Drug Use and Self-Harming Behavior Among Incarcerated Men: Does Childhood Abuse, Anger, and Executive Function Make a Difference?

Taşören A. B.

Journal of Aggression, Maltreatment and Trauma, vol.26, no.9, pp.1006-1023, 2017 (SSCI) identifier

  • Publication Type: Article / Article
  • Volume: 26 Issue: 9
  • Publication Date: 2017
  • Doi Number: 10.1080/10926771.2017.1346028
  • Journal Name: Journal of Aggression, Maltreatment and Trauma
  • Journal Indexes: Social Sciences Citation Index (SSCI), Scopus
  • Page Numbers: pp.1006-1023
  • Keywords: Anger, childhood abuse, drug use, executive function, incarcerated individuals, self-harm
  • Istanbul Medipol University Affiliated: No

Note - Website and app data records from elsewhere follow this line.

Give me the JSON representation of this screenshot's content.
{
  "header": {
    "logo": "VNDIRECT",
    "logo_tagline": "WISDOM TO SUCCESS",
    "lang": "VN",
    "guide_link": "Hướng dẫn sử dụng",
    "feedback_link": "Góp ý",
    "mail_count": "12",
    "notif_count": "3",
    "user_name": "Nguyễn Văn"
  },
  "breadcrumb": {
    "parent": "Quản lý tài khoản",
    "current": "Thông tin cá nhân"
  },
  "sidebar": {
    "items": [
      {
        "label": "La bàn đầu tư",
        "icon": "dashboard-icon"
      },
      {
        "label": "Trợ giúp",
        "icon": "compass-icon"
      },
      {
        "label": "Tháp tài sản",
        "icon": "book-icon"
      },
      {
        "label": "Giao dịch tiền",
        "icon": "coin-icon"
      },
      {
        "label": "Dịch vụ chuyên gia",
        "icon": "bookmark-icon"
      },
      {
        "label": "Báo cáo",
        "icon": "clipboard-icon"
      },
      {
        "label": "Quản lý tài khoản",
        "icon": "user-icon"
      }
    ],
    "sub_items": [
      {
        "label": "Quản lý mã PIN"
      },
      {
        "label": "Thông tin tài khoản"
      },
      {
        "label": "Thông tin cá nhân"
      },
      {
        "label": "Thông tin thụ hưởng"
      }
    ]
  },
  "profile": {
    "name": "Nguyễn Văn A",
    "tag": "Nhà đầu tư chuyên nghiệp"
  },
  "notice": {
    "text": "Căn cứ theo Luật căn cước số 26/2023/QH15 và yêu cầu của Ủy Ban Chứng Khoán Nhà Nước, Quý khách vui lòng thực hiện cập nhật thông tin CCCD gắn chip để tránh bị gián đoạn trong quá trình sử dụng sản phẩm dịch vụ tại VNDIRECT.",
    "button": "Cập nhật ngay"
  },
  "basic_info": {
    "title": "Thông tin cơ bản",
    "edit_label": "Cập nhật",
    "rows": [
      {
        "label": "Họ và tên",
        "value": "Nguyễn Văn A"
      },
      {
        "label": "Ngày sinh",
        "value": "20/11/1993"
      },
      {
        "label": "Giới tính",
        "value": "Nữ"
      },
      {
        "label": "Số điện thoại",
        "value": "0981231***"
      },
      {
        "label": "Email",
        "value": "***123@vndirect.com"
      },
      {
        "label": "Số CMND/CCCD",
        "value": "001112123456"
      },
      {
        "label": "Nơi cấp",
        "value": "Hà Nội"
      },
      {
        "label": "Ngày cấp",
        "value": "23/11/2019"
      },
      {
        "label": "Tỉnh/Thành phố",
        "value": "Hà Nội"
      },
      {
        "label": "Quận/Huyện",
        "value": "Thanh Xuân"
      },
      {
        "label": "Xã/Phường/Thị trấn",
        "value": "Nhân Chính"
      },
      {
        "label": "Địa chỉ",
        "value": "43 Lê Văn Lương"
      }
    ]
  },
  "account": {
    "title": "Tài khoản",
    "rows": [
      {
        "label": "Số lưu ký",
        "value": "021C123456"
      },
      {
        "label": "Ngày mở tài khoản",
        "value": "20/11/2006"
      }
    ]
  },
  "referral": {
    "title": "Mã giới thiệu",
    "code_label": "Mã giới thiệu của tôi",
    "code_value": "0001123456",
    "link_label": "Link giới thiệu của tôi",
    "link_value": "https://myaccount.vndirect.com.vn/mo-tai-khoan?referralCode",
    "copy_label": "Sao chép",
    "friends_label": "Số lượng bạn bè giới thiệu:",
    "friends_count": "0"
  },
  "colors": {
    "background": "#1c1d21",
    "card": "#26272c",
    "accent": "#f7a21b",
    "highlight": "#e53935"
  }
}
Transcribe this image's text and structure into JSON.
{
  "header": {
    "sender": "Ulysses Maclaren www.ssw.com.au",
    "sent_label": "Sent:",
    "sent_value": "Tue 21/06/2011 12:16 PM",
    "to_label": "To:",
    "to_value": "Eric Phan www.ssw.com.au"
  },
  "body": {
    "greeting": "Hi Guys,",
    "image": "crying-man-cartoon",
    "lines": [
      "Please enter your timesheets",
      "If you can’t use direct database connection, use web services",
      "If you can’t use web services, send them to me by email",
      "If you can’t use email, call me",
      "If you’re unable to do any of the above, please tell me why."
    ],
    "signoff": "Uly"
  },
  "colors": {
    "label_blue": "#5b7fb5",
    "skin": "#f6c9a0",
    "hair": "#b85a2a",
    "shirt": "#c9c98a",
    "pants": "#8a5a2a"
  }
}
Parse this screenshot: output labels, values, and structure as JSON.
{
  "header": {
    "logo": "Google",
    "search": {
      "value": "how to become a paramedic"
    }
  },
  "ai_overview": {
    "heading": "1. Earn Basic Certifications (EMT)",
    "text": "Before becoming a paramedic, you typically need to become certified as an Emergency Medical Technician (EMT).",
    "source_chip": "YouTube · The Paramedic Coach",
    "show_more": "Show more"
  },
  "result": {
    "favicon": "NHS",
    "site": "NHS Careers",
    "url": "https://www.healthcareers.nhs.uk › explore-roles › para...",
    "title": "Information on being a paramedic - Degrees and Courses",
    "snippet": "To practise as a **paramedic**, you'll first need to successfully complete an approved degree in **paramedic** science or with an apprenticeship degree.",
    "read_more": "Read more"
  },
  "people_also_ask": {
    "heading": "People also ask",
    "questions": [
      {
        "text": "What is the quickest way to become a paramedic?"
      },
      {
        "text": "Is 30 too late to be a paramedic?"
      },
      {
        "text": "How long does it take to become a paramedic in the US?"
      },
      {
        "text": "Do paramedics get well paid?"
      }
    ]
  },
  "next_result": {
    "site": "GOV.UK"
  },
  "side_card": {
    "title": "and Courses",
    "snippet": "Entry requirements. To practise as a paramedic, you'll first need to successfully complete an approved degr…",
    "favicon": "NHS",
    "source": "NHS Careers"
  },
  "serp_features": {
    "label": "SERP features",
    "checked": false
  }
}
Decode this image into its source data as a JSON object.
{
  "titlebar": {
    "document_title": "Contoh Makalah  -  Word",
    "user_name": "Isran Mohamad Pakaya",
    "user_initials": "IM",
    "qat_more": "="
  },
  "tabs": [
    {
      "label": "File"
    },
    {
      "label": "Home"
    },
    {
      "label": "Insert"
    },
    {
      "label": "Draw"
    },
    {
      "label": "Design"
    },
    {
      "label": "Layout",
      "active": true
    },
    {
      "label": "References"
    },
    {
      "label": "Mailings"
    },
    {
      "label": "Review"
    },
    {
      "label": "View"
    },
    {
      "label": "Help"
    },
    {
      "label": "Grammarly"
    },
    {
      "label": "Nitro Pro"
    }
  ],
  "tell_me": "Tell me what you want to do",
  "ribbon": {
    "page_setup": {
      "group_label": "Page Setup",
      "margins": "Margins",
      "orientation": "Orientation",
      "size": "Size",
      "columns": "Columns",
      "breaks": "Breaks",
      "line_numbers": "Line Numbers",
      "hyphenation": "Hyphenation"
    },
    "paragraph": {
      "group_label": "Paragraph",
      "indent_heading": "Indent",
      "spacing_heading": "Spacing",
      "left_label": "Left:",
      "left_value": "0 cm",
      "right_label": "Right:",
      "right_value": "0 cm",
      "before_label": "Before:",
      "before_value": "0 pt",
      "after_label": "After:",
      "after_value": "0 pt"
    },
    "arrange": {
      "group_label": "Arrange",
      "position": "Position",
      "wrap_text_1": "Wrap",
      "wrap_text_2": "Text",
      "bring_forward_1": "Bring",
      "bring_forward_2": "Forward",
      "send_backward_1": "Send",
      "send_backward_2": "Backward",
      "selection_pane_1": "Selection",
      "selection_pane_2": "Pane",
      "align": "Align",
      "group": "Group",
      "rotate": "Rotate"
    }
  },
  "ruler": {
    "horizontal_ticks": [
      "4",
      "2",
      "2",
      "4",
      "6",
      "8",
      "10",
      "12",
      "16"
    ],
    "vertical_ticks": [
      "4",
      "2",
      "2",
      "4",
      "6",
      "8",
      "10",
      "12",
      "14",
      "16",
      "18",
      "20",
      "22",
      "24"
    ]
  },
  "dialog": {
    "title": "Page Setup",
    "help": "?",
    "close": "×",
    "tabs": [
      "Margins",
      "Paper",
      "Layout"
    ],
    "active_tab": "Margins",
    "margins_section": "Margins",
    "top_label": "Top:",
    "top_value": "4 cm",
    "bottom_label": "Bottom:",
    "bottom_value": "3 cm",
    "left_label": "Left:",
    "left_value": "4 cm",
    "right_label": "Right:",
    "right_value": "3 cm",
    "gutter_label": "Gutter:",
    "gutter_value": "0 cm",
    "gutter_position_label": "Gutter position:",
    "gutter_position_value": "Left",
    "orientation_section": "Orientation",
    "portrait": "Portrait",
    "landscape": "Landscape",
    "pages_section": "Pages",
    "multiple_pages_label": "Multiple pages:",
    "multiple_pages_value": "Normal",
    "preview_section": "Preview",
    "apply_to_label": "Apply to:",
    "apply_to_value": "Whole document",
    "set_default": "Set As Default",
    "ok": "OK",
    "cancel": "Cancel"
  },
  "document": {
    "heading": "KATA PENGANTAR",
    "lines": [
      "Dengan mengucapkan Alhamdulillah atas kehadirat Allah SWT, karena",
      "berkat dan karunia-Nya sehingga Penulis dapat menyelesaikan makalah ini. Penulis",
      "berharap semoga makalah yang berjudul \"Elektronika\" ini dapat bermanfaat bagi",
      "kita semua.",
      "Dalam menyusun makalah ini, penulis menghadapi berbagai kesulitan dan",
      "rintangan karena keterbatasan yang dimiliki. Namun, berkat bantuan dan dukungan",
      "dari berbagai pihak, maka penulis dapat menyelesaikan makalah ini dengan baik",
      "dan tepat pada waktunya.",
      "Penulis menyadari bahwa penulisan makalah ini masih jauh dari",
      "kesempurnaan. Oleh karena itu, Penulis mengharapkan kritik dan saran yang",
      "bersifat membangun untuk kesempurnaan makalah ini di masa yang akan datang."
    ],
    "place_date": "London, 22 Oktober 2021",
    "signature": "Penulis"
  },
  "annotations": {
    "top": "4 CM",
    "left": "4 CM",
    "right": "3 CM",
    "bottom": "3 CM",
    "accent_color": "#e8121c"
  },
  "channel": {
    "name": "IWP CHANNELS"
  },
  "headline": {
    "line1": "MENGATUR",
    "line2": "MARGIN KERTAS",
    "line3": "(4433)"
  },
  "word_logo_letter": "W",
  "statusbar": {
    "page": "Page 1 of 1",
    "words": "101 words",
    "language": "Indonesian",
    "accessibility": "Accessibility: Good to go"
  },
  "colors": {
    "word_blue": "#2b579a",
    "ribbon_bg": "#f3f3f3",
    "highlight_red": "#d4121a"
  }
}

Childhood abuse, anger, drug-related problems, and self-harm are commonly seen among incarcerated individuals. Forty-three young incarcerated males from an Istanbul prison were assessed for childhood abuse, anger, drug use, self-harming behavior, and executive function (EF). Further, 58% of the sample was using drugs, and 60.5% showed self-harming behavior. Performing a backward stepwise binary logistic regression model, it was found that the likelihood of using drugs was determined by EF measured by the Trail Making Test form A, childhood abuse, anger, and self-harm. On the other hand, self-harm was determined by childhood abuse, anger, and drug use.